The apparatus of moving images, such as Edison's Kinetoscope, Lumière's Cinématographe, Edison's Vitascope, and the Vitascope copied by Lubin, were first exhibited in Japan in the latter half of 1896. By the autumn of 1897, the British motion picture camera, the Baxter and Wray Cinematograph, was imported by Konishi Photographic Store. Using these imported cameras, the first cameramen, such as Shiro Asano, Tsunekichi Shibata, and Kanzo Shirai, filmed street scenes and geisha dances, and, as early as 1898-9, were making skit films exploiting trick effects, like Bake Jizo ('Jizo the spook', 1898) and Shinin no sosei ('The resurrection of a corpse', 1898). However, by the turn of the century there was still no established film industry in Japan, and French, American, and British films dominated the Japanese market.
Following the tradition of the magic lantern show, or utsushie, early films were shown at variety halls, rental halls, or ordinary theatres, alongside presentations in different media. Many of the first Japanese films recorded scenes from kabuki: in 1899, Momijigari ('Viewing scarlet maple leaves') and Ninin Dojoji ('Two people at Dojo temple') were filmed by Tsunekichi Shibata, and Tsuneji Tsuchiya made Nio no ukisu ('The floating nest of the little grebe'). Momijigari, a film of the kabuki play, featuring the legendary actors Danjuro Ichikawa IX and Kikugoro Onoe V, consisted of three shots and already showed a primitive form of film narrativity. Ninin Dojoji was the first tinted film ever made in Japan. It was coloured by the Yoshizawa Company, manufacturers of magic lantern apparatus and slides, who later became one of the first Japanese film production companies. When Ninin Dojoji was projected at the kabuki theatre in August 1900, the sponsor created a mock-up of a valley in front of the screen, with a fishfilled pond between the rocks, and a cool breeze generated by an electric fan wafting over the audience. Such extrafilmic devices were an important feature of early Japanese cinema.

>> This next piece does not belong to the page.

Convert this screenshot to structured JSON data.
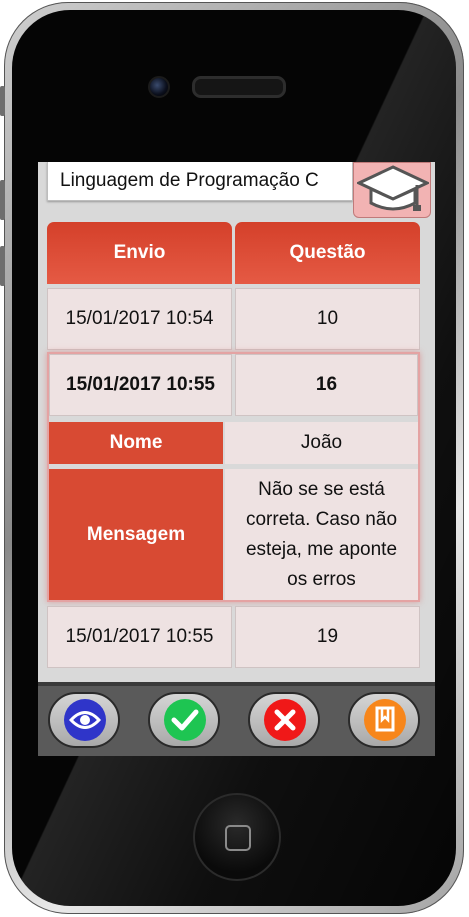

In addition to the Konishi Photographic Store, Asanuma & Co. and Tsurubuchi Photographic Store dabbled with film production at the turn of the century, but soon turned exclusively to the sale of film stock and equipment. Japanese audiences were hungry for domestic subjects, but even as late as 1904 there were no production companies to fulfil their needs. The Komatsu Company, established in 1903, made some subjects for travelling exhibitions in the provinces, but even Yoshizawa Company, the most active, filmed only news subjects, landscapes, and geisha dances, and foreign films, especially from France, still dominated the market.
It was the outbreak of the Russo-Japanese War in 1905 that vitalized domestic production. A number of journalists and cameramen were sent to the Asian mainland to report on the war, among them motion picture cameramen Tsunekichi Shibata and Kozaburo Fujiwara, whose war films, along with those shot by British cameramen, became extremely popular in Japan. The popularity of war films led to the production of Japanese-made fake documentaries, and, in a similar vein, in 1905-6 a number of French 'reproduction of war' films were released. These fake documentaries of the Russo-Japanese War drew audiences' attention to the differences between fiction and non-fiction films, a distinction that had not been visible in the Japanese film industry up until that point.

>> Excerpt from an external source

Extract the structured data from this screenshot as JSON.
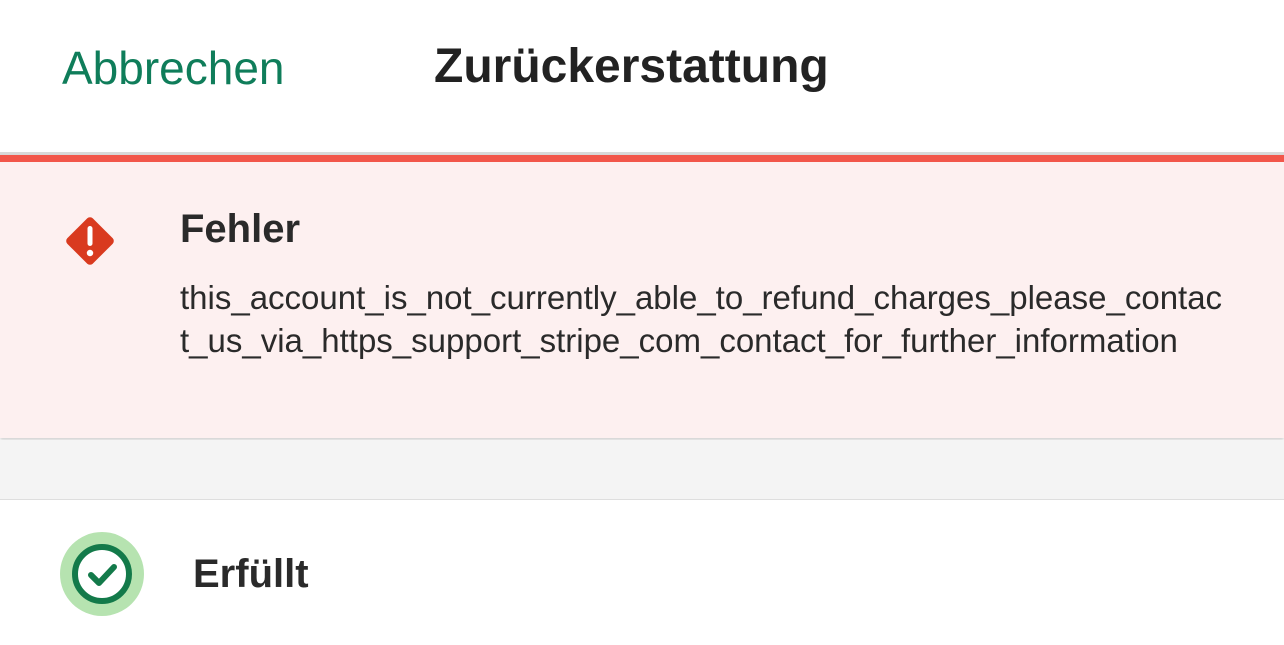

Until 1908 there was no film studio in Japan, and all films were shot in the open air, including the kabuki films that required painted backdrops. However, after visiting the Edison studio in the USA, Kenichi Kawaura, the head of Yoshizawa Company, built a glass studio in Meguro, Tokyo, completed in January 1908. Soon afterwards, Pathé built a film studio in Okubo, Tokyo, the Yokota Company followed suit in Kyoto, and a year later the Fukuhodo Company started film-making in the Hanamidera studio, also in Tokyo. From 1909, then, systematic film-making, particularly of fiction films, could begin, and these four companies formed the mainstream of that production in the early years.
In October 1903 Japan's first cinema (Denki-kan or Electric Theatre) was established in Asakusa, Tokyo, and from this point the number of cinemas gradually increased, slowly replacing the vaudeville halls. The Japanese developed a unique way of showing films, borrowed from the traditions of the staged kabuki and Noh, which lasted throughout the silent period; a benshi, who explained the filmic image to the audiences, attended each performance. In the primitive era they introduced the films and told their outlines to the audience before the show began. But, as the films became longer and increasingly complex, the benshi explained the scenes and spoke the dialogue, accompanied by Japanese music, while the silent images flickered on the screen. The system of one or sometimes several players narrating from outside the filmic image prevented Japanese cinema's complete assimilation to the western form of film practice. The narrative function of the intertitles and the shot organization tended to be simplified as much as possible to emphasize the skill of the benshi in describing the narrative development of the film, the meaning of the scene,